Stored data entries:
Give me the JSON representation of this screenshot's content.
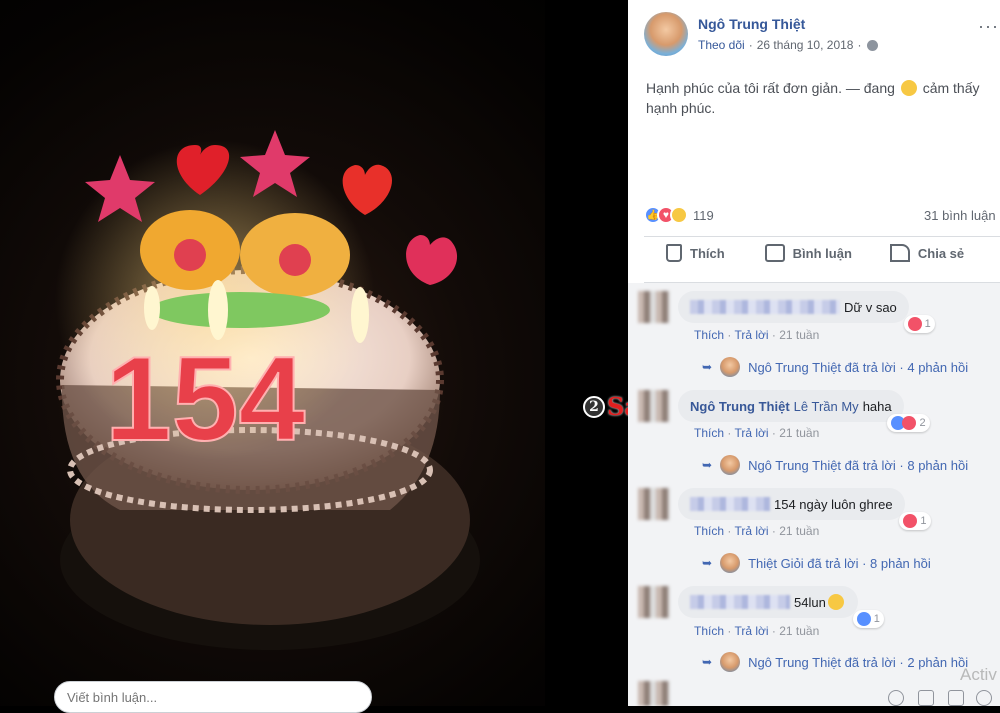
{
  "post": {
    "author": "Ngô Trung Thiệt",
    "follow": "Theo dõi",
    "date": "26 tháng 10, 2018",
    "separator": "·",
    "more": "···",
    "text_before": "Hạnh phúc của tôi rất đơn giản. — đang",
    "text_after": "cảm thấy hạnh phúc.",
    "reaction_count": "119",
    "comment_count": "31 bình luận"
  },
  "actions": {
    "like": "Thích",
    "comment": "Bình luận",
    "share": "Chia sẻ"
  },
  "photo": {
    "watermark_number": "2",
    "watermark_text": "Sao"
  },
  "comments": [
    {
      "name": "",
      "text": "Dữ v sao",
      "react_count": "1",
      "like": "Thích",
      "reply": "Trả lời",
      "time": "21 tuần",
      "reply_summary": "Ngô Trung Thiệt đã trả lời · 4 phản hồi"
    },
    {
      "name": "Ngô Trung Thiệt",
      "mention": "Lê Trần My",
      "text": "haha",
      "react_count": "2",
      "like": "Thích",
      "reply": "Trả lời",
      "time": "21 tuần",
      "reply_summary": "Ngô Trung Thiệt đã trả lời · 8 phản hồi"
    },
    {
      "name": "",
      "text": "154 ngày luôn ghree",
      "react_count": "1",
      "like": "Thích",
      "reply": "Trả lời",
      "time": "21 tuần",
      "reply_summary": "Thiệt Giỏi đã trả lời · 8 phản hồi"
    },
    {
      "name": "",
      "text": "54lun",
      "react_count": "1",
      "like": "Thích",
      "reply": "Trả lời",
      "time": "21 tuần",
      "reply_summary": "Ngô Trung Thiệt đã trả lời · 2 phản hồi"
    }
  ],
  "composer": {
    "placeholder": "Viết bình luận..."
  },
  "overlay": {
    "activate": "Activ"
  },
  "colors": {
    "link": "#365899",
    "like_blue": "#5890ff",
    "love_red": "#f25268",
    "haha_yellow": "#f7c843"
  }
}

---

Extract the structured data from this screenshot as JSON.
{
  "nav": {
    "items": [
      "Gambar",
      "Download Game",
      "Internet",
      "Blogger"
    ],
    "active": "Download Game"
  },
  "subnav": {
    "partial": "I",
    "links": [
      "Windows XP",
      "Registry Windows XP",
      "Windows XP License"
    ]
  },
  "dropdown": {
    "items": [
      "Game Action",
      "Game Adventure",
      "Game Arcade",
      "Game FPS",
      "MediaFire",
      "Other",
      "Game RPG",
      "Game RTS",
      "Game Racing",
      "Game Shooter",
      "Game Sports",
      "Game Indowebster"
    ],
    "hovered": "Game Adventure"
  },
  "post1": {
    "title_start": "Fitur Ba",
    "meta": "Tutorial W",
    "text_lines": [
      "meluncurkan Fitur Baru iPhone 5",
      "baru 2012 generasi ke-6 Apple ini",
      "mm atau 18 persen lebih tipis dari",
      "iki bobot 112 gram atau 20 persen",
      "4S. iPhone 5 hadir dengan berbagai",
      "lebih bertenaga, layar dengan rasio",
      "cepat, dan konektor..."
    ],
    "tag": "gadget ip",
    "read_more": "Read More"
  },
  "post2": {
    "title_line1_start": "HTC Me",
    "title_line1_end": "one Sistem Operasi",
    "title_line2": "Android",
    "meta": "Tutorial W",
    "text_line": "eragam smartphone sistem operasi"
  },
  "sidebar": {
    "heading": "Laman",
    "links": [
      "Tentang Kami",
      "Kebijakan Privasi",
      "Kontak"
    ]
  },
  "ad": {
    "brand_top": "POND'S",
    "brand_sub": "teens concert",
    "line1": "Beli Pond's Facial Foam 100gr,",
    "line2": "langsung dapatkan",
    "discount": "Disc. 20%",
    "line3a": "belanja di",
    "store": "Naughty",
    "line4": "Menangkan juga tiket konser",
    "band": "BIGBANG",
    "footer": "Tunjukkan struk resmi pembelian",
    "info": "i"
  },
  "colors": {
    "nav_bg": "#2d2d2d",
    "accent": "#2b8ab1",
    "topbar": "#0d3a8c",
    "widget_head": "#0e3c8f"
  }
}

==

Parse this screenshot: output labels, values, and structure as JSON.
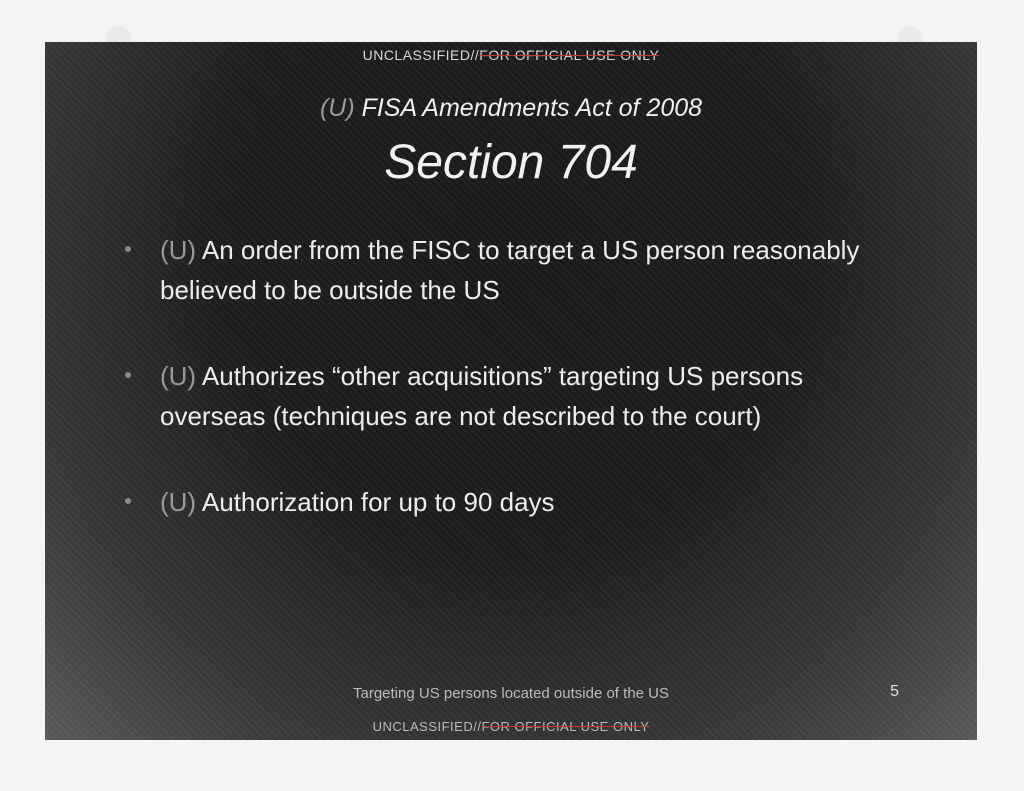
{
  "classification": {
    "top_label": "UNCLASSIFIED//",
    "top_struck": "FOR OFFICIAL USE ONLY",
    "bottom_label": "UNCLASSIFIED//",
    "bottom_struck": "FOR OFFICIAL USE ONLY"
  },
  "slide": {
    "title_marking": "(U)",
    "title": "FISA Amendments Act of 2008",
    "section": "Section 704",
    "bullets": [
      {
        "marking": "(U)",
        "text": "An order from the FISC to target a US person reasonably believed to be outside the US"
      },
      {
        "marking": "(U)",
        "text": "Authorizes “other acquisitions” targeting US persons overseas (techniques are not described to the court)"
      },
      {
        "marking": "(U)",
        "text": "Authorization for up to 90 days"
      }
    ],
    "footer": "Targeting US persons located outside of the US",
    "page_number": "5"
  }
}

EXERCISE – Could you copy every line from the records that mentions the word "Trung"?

RESULT OF THIS EXERCISE –
    "author": "Ngô Trung Thiệt",
      "reply_summary": "Ngô Trung Thiệt đã trả lời · 4 phản hồi"
      "name": "Ngô Trung Thiệt",
      "reply_summary": "Ngô Trung Thiệt đã trả lời · 8 phản hồi"
      "reply_summary": "Ngô Trung Thiệt đã trả lời · 2 phản hồi"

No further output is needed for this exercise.